  • Eurostoxx index rose by 5.5% for the 1Q which represents the best quarterly gain in 2 year.
Gains for other indices on the quarter:
  • UK FTSE +2.84%
  • France CAC +5.15%
  • German Dax +7.25%
  • Italy MIB +6.47%
  • Spain’s Ibex +11.66%

Asian companies muddle through Brexit uncertainty

Nine months after it voted in a referendum to leave the European Union, the U.K. on Wednesday formally notified the EU that it is breaking away from the single market. Next up … at least two years of negotiations toward the exit.

A chief concern for Asian financial institutions is whether the U.K. can keep its “passporting” rights, which allow lenders, insurers and other providers to sell financial services across the EU.

 A vocal presence in this respect has been HSBC, headquartered in London and jointly listed on the Hong Kong stock exchange. Chairman Douglas Flint in January told British lawmakers that his bank has a contingency to move thousands of jobs to France from London should those rights be revoked.

In a sign of the erosion of confidence in London as a European financial center, HSBC is aiming to boost its presence in Asia, which contributed 48.6% to the group’s 2016 revenue and hosts 53% of its workforce.
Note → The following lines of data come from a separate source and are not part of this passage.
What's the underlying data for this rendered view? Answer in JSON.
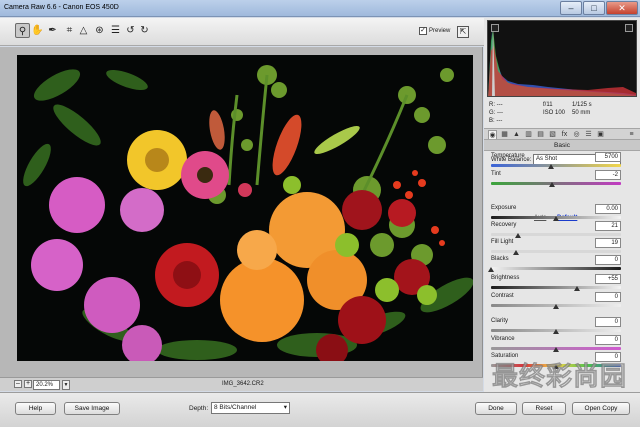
{
  "window": {
    "title": "Camera Raw 6.6  -  Canon EOS 450D"
  },
  "toolbar": {
    "tools": [
      "zoom-icon",
      "hand-icon",
      "white-balance-icon",
      "crop-icon",
      "straighten-icon",
      "red-eye-icon",
      "preferences-icon",
      "rotate-left-icon",
      "rotate-right-icon"
    ],
    "preview_label": "Preview",
    "preview_checked": true
  },
  "viewer": {
    "zoom": "20.2%",
    "filename": "IMG_3642.CR2"
  },
  "info": {
    "r": "R:",
    "g": "G:",
    "b": "B:",
    "dashes": "---",
    "aperture": "f/11",
    "shutter": "1/125 s",
    "iso": "ISO 100",
    "focal": "50 mm"
  },
  "panel": {
    "section_title": "Basic",
    "white_balance_label": "White Balance:",
    "white_balance_value": "As Shot",
    "auto_label": "Auto",
    "default_label": "Default",
    "sliders": [
      {
        "label": "Temperature",
        "value": "5700",
        "pos": 0.46
      },
      {
        "label": "Tint",
        "value": "-2",
        "pos": 0.47
      },
      {
        "label": "Exposure",
        "value": "0.00",
        "pos": 0.5
      },
      {
        "label": "Recovery",
        "value": "21",
        "pos": 0.21
      },
      {
        "label": "Fill Light",
        "value": "19",
        "pos": 0.19
      },
      {
        "label": "Blacks",
        "value": "0",
        "pos": 0.0
      },
      {
        "label": "Brightness",
        "value": "+55",
        "pos": 0.66
      },
      {
        "label": "Contrast",
        "value": "0",
        "pos": 0.5
      },
      {
        "label": "Clarity",
        "value": "0",
        "pos": 0.5
      },
      {
        "label": "Vibrance",
        "value": "0",
        "pos": 0.5
      },
      {
        "label": "Saturation",
        "value": "0",
        "pos": 0.5
      }
    ]
  },
  "bottom": {
    "help": "Help",
    "save": "Save Image",
    "depth_label": "Depth:",
    "depth_value": "8 Bits/Channel",
    "done": "Done",
    "reset": "Reset",
    "open": "Open Copy"
  },
  "colors": {
    "temperature_track": [
      "#3a63d8",
      "#f2d64a"
    ],
    "tint_track": [
      "#3aa53a",
      "#c23ac2"
    ],
    "accent_link": "#1a3ccc"
  },
  "watermark_text": "最终彩尚园"
}
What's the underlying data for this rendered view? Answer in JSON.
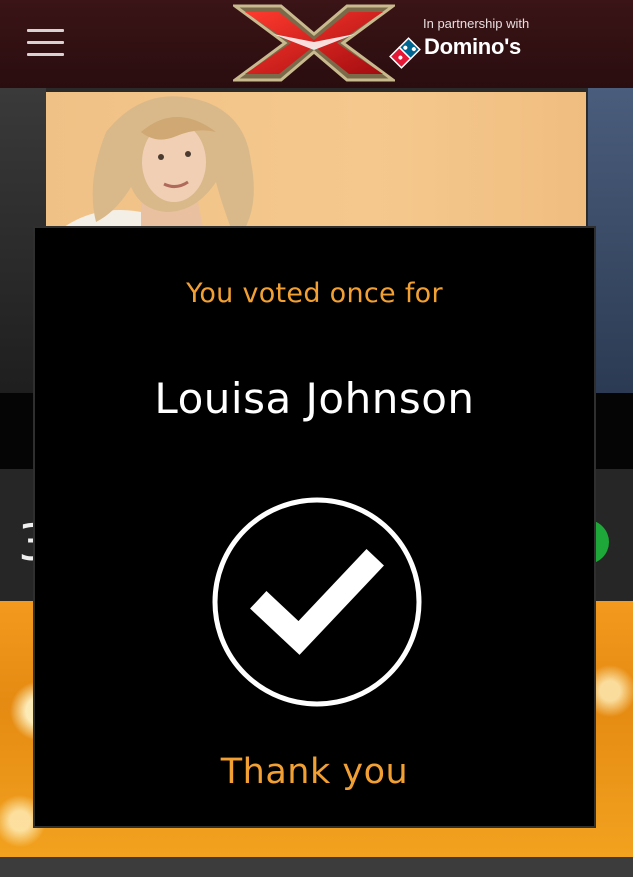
{
  "header": {
    "partner_caption": "In partnership with",
    "partner_name": "Domino's",
    "menu_icon": "hamburger-menu-icon",
    "logo_icon": "x-factor-logo"
  },
  "background": {
    "contestant_count": "3"
  },
  "modal": {
    "caption": "You voted once for",
    "contestant_name": "Louisa Johnson",
    "check_icon": "checkmark-circle-icon",
    "thanks": "Thank you"
  },
  "colors": {
    "accent_orange": "#f2a033",
    "modal_background": "#000000",
    "header_background": "#3a1416"
  }
}
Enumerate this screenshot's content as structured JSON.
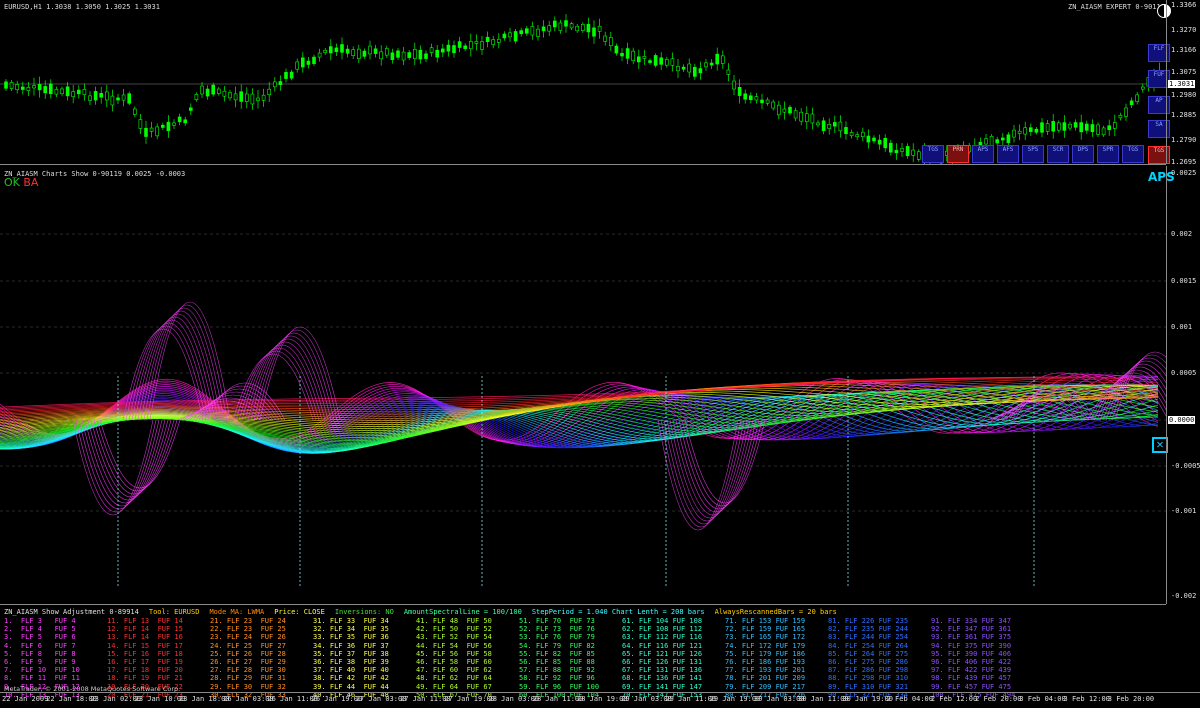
{
  "price_pane": {
    "header": "EURUSD,H1  1.3038 1.3050 1.3025 1.3031",
    "expert_label": "ZN_AIASM EXPERT 0-90119",
    "scale": [
      "1.3366",
      "1.3270",
      "1.3166",
      "1.3075",
      "1.3031",
      "1.2980",
      "1.2885",
      "1.2790",
      "1.2695"
    ],
    "current_price": "1.3031",
    "right_buttons": [
      "FLF",
      "FUF",
      "AP",
      "SA",
      "TGS"
    ],
    "bottom_buttons": [
      "TGS",
      "PRN",
      "APS",
      "AFS",
      "SPS",
      "SCR",
      "DPS",
      "SPR",
      "TGS"
    ]
  },
  "indicator_pane": {
    "header": "ZN_AIASM Charts Show 0-90119 0.0025 -0.0003",
    "ok": "OK",
    "ba": "BA",
    "badge": "APS",
    "close_glyph": "✕",
    "scale": [
      "0.0025",
      "0.002",
      "0.0015",
      "0.001",
      "0.0005",
      "0.0000",
      "-0.0005",
      "-0.001",
      "-0.002"
    ]
  },
  "adjust_pane": {
    "header_parts": [
      {
        "text": "ZN_AIASM Show Adjustment 0-89914",
        "color": "#e0e0e0"
      },
      {
        "text": "Tool: EURUSD",
        "color": "#ffd000"
      },
      {
        "text": "Mode MA: LWMA",
        "color": "#ff8c00"
      },
      {
        "text": "Price: CLOSE",
        "color": "#ffff40"
      },
      {
        "text": "Inversions: NO",
        "color": "#40e040"
      },
      {
        "text": "AmountSpectralLine = 100/100",
        "color": "#40ffa0"
      },
      {
        "text": "StepPeriod = 1.040 Chart Lenth = 208 bars",
        "color": "#40ffff"
      },
      {
        "text": "AlwaysRescannedBars = 20 bars",
        "color": "#ffd000"
      }
    ],
    "columns": [
      {
        "color": "#ff40ff",
        "lines": [
          "1.  FLF 3   FUF 4",
          "2.  FLF 4   FUF 5",
          "3.  FLF 5   FUF 6",
          "4.  FLF 6   FUF 7",
          "5.  FLF 8   FUF 8",
          "6.  FLF 9   FUF 9",
          "7.  FLF 10  FUF 10",
          "8.  FLF 11  FUF 11",
          "9.  FLF 12  FUF 12",
          "10. FLF 13  FUF 13"
        ]
      },
      {
        "color": "#ff3030",
        "lines": [
          "11. FLF 13  FUF 14",
          "12. FLF 14  FUF 15",
          "13. FLF 14  FUF 16",
          "14. FLF 15  FUF 17",
          "15. FLF 16  FUF 18",
          "16. FLF 17  FUF 19",
          "17. FLF 18  FUF 20",
          "18. FLF 19  FUF 21",
          "19. FLF 20  FUF 22",
          "20. FLF 21  FUF 23"
        ]
      },
      {
        "color": "#ff9020",
        "lines": [
          "21. FLF 23  FUF 24",
          "22. FLF 23  FUF 25",
          "23. FLF 24  FUF 26",
          "24. FLF 25  FUF 27",
          "25. FLF 26  FUF 28",
          "26. FLF 27  FUF 29",
          "27. FLF 28  FUF 30",
          "28. FLF 29  FUF 31",
          "29. FLF 30  FUF 32",
          "30. FLF 32  FUF 33"
        ]
      },
      {
        "color": "#ffff40",
        "lines": [
          "31. FLF 33  FUF 34",
          "32. FLF 34  FUF 35",
          "33. FLF 35  FUF 36",
          "34. FLF 36  FUF 37",
          "35. FLF 37  FUF 38",
          "36. FLF 38  FUF 39",
          "37. FLF 40  FUF 40",
          "38. FLF 42  FUF 42",
          "39. FLF 44  FUF 44",
          "40. FLF 46  FUF 48"
        ]
      },
      {
        "color": "#b0ff30",
        "lines": [
          "41. FLF 48  FUF 50",
          "42. FLF 50  FUF 52",
          "43. FLF 52  FUF 54",
          "44. FLF 54  FUF 56",
          "45. FLF 56  FUF 58",
          "46. FLF 58  FUF 60",
          "47. FLF 60  FUF 62",
          "48. FLF 62  FUF 64",
          "49. FLF 64  FUF 67",
          "50. FLF 67  FUF 70"
        ]
      },
      {
        "color": "#30ff60",
        "lines": [
          "51. FLF 70  FUF 73",
          "52. FLF 73  FUF 76",
          "53. FLF 76  FUF 79",
          "54. FLF 79  FUF 82",
          "55. FLF 82  FUF 85",
          "56. FLF 85  FUF 88",
          "57. FLF 88  FUF 92",
          "58. FLF 92  FUF 96",
          "59. FLF 96  FUF 100",
          "60. FLF 100 FUF 104"
        ]
      },
      {
        "color": "#30ffd0",
        "lines": [
          "61. FLF 104 FUF 108",
          "62. FLF 108 FUF 112",
          "63. FLF 112 FUF 116",
          "64. FLF 116 FUF 121",
          "65. FLF 121 FUF 126",
          "66. FLF 126 FUF 131",
          "67. FLF 131 FUF 136",
          "68. FLF 136 FUF 141",
          "69. FLF 141 FUF 147",
          "70. FLF 147 FUF 153"
        ]
      },
      {
        "color": "#30c0ff",
        "lines": [
          "71. FLF 153 FUF 159",
          "72. FLF 159 FUF 165",
          "73. FLF 165 FUF 172",
          "74. FLF 172 FUF 179",
          "75. FLF 179 FUF 186",
          "76. FLF 186 FUF 193",
          "77. FLF 193 FUF 201",
          "78. FLF 201 FUF 209",
          "79. FLF 209 FUF 217",
          "80. FLF 217 FUF 226"
        ]
      },
      {
        "color": "#3070ff",
        "lines": [
          "81. FLF 226 FUF 235",
          "82. FLF 235 FUF 244",
          "83. FLF 244 FUF 254",
          "84. FLF 254 FUF 264",
          "85. FLF 264 FUF 275",
          "86. FLF 275 FUF 286",
          "87. FLF 286 FUF 298",
          "88. FLF 298 FUF 310",
          "89. FLF 310 FUF 321",
          "90. FLF 321 FUF 334"
        ]
      },
      {
        "color": "#9050ff",
        "lines": [
          "91. FLF 334 FUF 347",
          "92. FLF 347 FUF 361",
          "93. FLF 361 FUF 375",
          "94. FLF 375 FUF 390",
          "95. FLF 390 FUF 406",
          "96. FLF 406 FUF 422",
          "97. FLF 422 FUF 439",
          "98. FLF 439 FUF 457",
          "99. FLF 457 FUF 475",
          "100. FLF 475 FUF 494"
        ]
      }
    ]
  },
  "copyright": "MetaTrader, © 2001-2008 MetaQuotes Software Corp.",
  "time_axis": [
    "22 Jan 2009",
    "22 Jan 18:00",
    "23 Jan 02:00",
    "23 Jan 10:00",
    "23 Jan 18:00",
    "26 Jan 03:00",
    "26 Jan 11:00",
    "26 Jan 19:00",
    "27 Jan 03:00",
    "27 Jan 11:00",
    "27 Jan 19:00",
    "28 Jan 03:00",
    "28 Jan 11:00",
    "28 Jan 19:00",
    "29 Jan 03:00",
    "29 Jan 11:00",
    "29 Jan 19:00",
    "30 Jan 03:00",
    "30 Jan 11:00",
    "30 Jan 19:00",
    "2 Feb 04:00",
    "2 Feb 12:00",
    "2 Feb 20:00",
    "3 Feb 04:00",
    "3 Feb 12:00",
    "3 Feb 20:00"
  ],
  "colors": {
    "bull": "#00ff00",
    "bear": "#00ff00",
    "grid": "#505050",
    "scale_text": "#e0e0e0"
  }
}
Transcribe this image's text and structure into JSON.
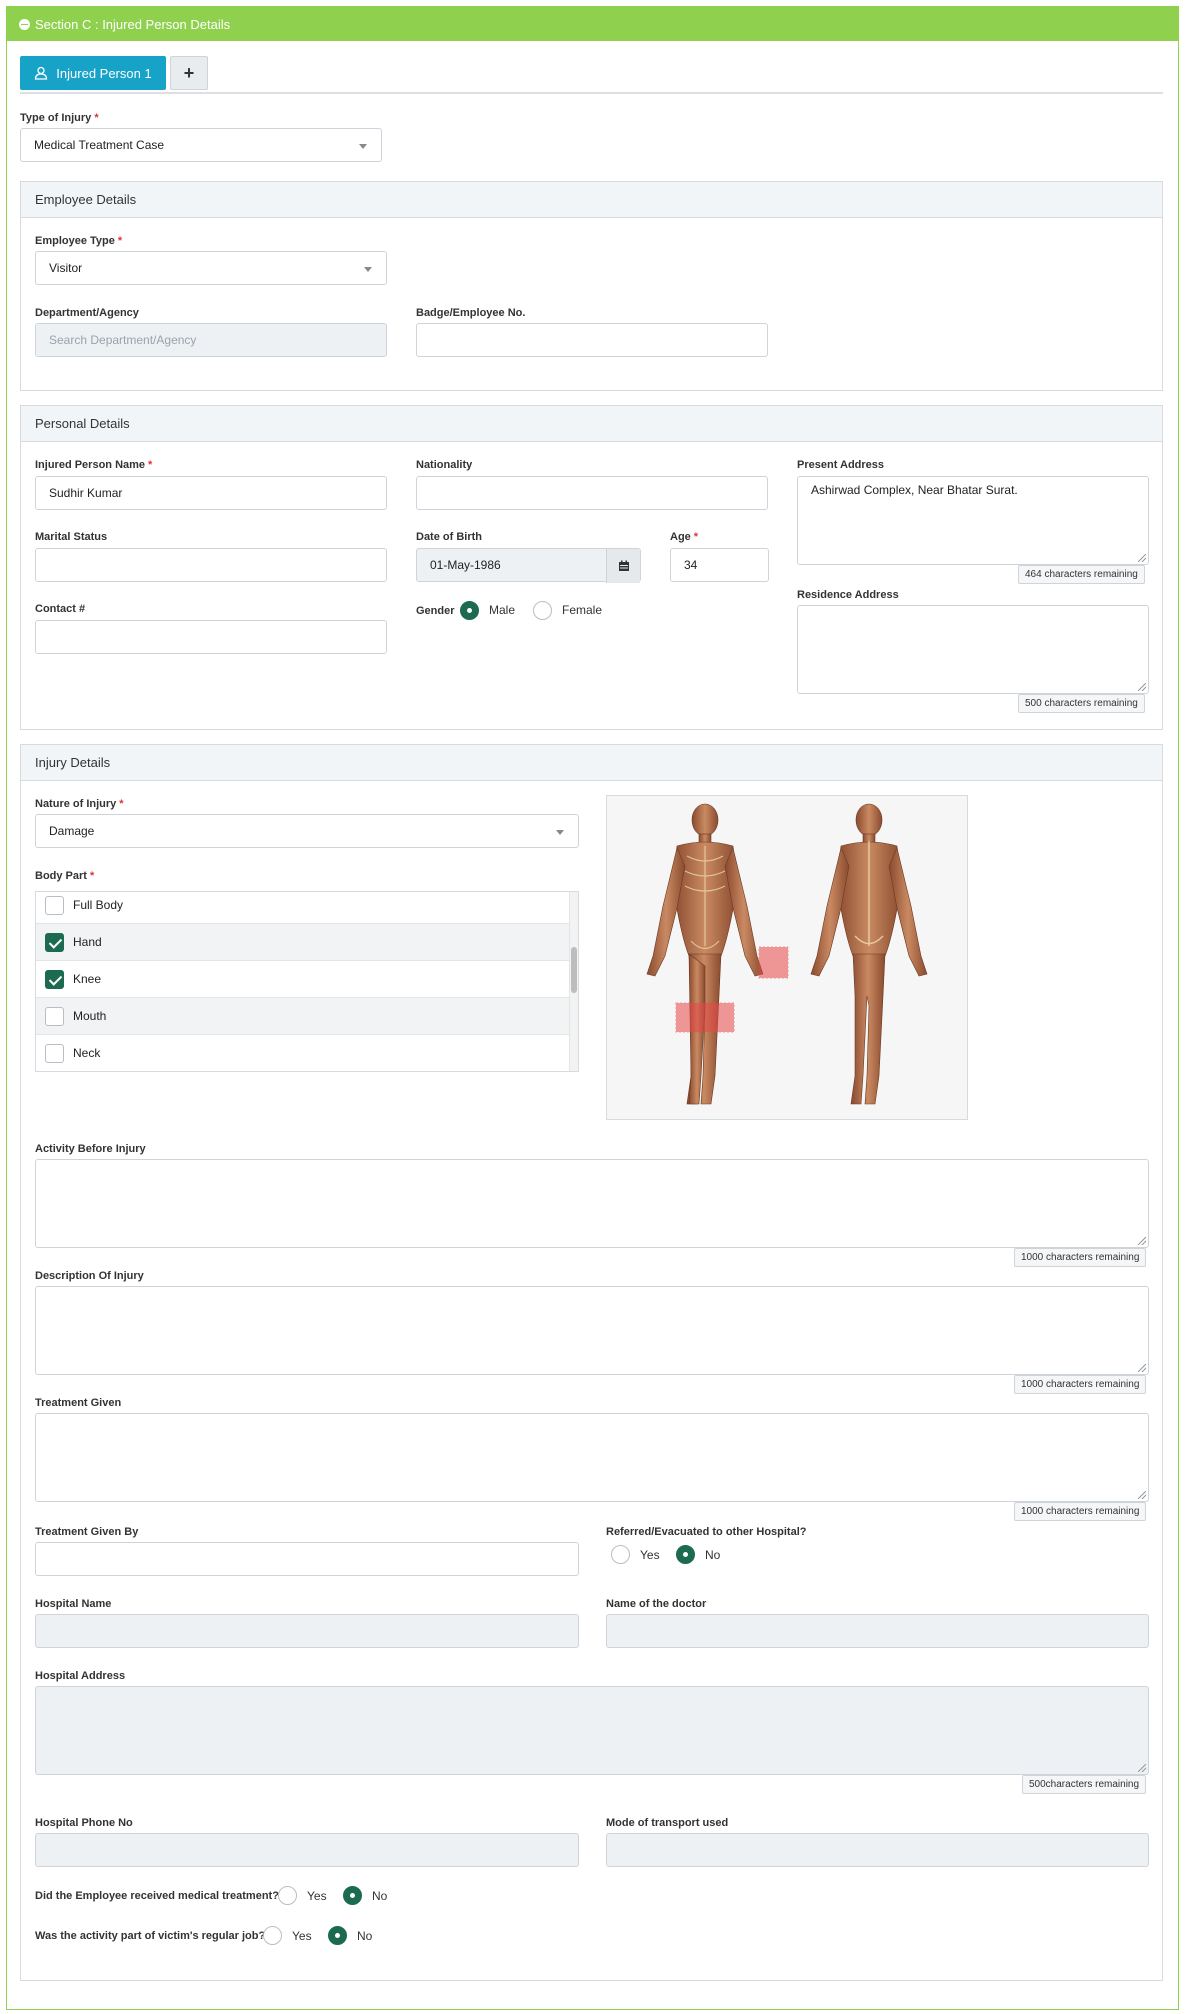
{
  "section": {
    "title": "Section C : Injured Person Details"
  },
  "tabs": {
    "person1_label": "Injured Person 1",
    "add_label": "+"
  },
  "type_of_injury": {
    "label": "Type of Injury",
    "value": "Medical Treatment Case"
  },
  "employee_details": {
    "title": "Employee Details",
    "employee_type": {
      "label": "Employee Type",
      "value": "Visitor"
    },
    "department": {
      "label": "Department/Agency",
      "placeholder": "Search Department/Agency"
    },
    "badge": {
      "label": "Badge/Employee No.",
      "value": ""
    }
  },
  "personal_details": {
    "title": "Personal Details",
    "name": {
      "label": "Injured Person Name",
      "value": "Sudhir Kumar"
    },
    "nationality": {
      "label": "Nationality",
      "value": ""
    },
    "present_address": {
      "label": "Present Address",
      "value": "Ashirwad Complex, Near Bhatar Surat.",
      "counter": "464 characters remaining"
    },
    "marital_status": {
      "label": "Marital Status",
      "value": ""
    },
    "dob": {
      "label": "Date of Birth",
      "value": "01-May-1986"
    },
    "age": {
      "label": "Age",
      "value": "34"
    },
    "contact": {
      "label": "Contact #",
      "value": ""
    },
    "gender": {
      "label": "Gender",
      "options": [
        "Male",
        "Female"
      ],
      "selected": "Male"
    },
    "residence_address": {
      "label": "Residence Address",
      "value": "",
      "counter": "500 characters remaining"
    }
  },
  "injury_details": {
    "title": "Injury Details",
    "nature": {
      "label": "Nature of Injury",
      "value": "Damage"
    },
    "body_part": {
      "label": "Body Part",
      "items": [
        {
          "label": "Full Body",
          "checked": false
        },
        {
          "label": "Hand",
          "checked": true
        },
        {
          "label": "Knee",
          "checked": true
        },
        {
          "label": "Mouth",
          "checked": false
        },
        {
          "label": "Neck",
          "checked": false
        }
      ]
    },
    "activity_before": {
      "label": "Activity Before Injury",
      "counter": "1000 characters remaining"
    },
    "description": {
      "label": "Description Of Injury",
      "counter": "1000 characters remaining"
    },
    "treatment_given": {
      "label": "Treatment Given",
      "counter": "1000 characters remaining"
    },
    "treatment_given_by": {
      "label": "Treatment Given By",
      "value": ""
    },
    "referred": {
      "label": "Referred/Evacuated to other Hospital?",
      "options": [
        "Yes",
        "No"
      ],
      "selected": "No"
    },
    "hospital_name": {
      "label": "Hospital Name"
    },
    "doctor_name": {
      "label": "Name of the doctor"
    },
    "hospital_address": {
      "label": "Hospital Address",
      "counter": "500characters remaining"
    },
    "hospital_phone": {
      "label": "Hospital Phone No"
    },
    "transport": {
      "label": "Mode of transport used"
    },
    "received_treatment": {
      "label": "Did the Employee received medical treatment?",
      "options": [
        "Yes",
        "No"
      ],
      "selected": "No"
    },
    "regular_job": {
      "label": "Was the activity part of victim's regular job?",
      "options": [
        "Yes",
        "No"
      ],
      "selected": "No"
    }
  },
  "colors": {
    "header_green": "#8fd14f",
    "tab_blue": "#17a2c8",
    "selected_green": "#1c6b50",
    "highlight_red": "#e8484866"
  }
}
While the bank is slashing as many as 25,000 jobs worldwide to achieve its cost savings target of $6 billion by the end of 2017, it is planning to add 1,000 employees at its Chinese retail and wealth management arm.

“We aim to grow our business in China’s Pearl River Delta and the ASEAN region, and we continue to strengthen our leadership position in the internationalization of China’s renminbi currency,” the bank said in its annual report.

KB Kookmin Bank, the flagship banking unit of South Korea’s KB Financial Group, is moving to downgrade its U.K. operations. The Seoul-based lender says there is little reason to keep its British outpost now that the U.K. is about to kick off Brexit negotiations. It has filed papers with the U.K. financial regulator to change the status of its business in the country and is awaiting a response.

WSJ: Investors in Asia turned cautious Friday ahead of a G20

Huh, the Wall Street Journal got that right …

A quiet one … I shoulda let them write the Wrap
Meeting of finance chiefs from the Group of 20
Traders are monitoring how China and Japan will react to pressure from Mr. Mnuchin to strengthen their currencies against the U.S. dollar, said Khoon Goh, head of research for Asia at ANZ. “There is a lot of interest if there will be any material changes out of the G-20,” he said.
US Treasury Sec. Mnuchin is expected to urge China, Japan, Germany and other G-20 members to keep their promise to not use their exchange rates for competitive gains
Link to the Journal, may be gated, but you get the gist.

Upcoming Events for this week

The European Central Bank was just a teaser! Plenty more central banker action this week, amongst other things:

TUESDAY 14 March 2017:
  • February industrial production, fixed-asset investment growth & retail sales
  • Inflation and retail sales data for February
  • Oh yeah … and its Federal Reserve FOMC decision day! :-D. A hike is very widely expected. And don’t miss the statement & press conference
THURSDAY 16 March:
  • BOJ announcement, likely no change (Kuroda presser to follow later)

Merkel to lay out tax retaliation plans when she meets Trump

Trump and Merkel to meet  on Tuesday

Angela Merkel will lay out her government’s response to a proposed US border adjustment tax when she meets with Trump this week.

Der Spiegel said the German government is reviewing its response including a complaint to the WTO.

Responses could include higher duties on imports from the US and allowing German companies to make their US import tax deductible, according to the report.